Since the previous difficulty adjustment two weeks ago, the 7-day moving average hashrate has increased 8%.
A higher hash rate is indicative of more miners securing the network by verifying the blockchain’s transactions.
Following the ban on BTC and crypto mining in China and the subsequent move of miners – therefore of hashrate – across the world, mostly to the US, the hashrate has recovered in just a few months, now hitting ATHs.
“This means that the number of miners has been growing even as some move out of China. This spike could be a result of miners finishing the migration of their farms from China to other countries and starting to operate again,” per crypto research firm Delphi Digital.
Meanwhile, Bitcoin mining profitability saw an increase as well, of 15% since the previous adjustment, as the price of BTC increased since then too.

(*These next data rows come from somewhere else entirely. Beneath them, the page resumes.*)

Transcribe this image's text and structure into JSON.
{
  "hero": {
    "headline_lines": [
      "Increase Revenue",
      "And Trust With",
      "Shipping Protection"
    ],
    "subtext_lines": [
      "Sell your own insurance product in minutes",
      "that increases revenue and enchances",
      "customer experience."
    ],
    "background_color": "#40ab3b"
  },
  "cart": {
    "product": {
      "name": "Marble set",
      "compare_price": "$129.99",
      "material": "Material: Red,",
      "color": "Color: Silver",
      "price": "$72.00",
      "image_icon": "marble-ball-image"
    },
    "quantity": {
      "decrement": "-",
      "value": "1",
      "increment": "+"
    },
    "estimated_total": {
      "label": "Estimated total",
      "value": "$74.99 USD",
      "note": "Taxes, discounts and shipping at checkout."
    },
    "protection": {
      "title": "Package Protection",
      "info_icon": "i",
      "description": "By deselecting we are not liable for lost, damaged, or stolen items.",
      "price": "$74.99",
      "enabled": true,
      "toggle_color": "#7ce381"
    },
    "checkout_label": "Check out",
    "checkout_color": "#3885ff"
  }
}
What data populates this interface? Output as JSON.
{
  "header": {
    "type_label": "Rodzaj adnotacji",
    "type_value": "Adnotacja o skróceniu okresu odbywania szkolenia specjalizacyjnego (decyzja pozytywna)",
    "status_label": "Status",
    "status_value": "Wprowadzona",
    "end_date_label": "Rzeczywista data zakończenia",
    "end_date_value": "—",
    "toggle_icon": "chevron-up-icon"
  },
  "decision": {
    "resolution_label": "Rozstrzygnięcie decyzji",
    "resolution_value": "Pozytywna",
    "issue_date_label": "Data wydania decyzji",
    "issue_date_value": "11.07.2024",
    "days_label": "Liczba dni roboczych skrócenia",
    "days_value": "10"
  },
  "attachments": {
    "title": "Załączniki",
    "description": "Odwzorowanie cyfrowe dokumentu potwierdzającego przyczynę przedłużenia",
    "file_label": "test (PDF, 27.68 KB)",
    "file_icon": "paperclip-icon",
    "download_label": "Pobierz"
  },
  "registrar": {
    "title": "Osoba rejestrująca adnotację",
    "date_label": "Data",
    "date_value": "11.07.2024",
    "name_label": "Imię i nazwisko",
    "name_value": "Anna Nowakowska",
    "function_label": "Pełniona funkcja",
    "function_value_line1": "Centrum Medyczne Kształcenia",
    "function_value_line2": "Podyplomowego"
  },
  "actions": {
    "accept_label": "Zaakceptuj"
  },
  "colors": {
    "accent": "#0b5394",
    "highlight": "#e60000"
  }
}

However, this profitability is still much smaller compared to what the miners could earn at the end of 2021.
At 11:00 UTC, BTC traded at USD 43,115 and was down almost 3% in a day and a week, trimming its monthly gains to less than 2%. The price is now down almost 13% in a year.
The mining difficulty of Bitcoin is adjusted every two weeks (or more precisely, every 2016 blocks) to maintain the 10-minute block time. The 7-day moving average block time on February 16 was 9 minutes.
According to data provided by ByteTree, over the past several weeks, miners have spent more of their newly generated BTC than they held.
As previously reported, Bitcoin miners have been increasingly turning to creative methods to become more efficient, while also attempting to improve the image of the electricity-guzzling industry. For example, US oil giant ConocoPhillips decided to sell surplus flare gas from the oil- and gas-rich Bakken region to Bitcoin miners in North Dakota, while Norwegian Bitcoin miner Kryptovault plans to use excess heat from its mining machines to dry chopped wood used to heat homes.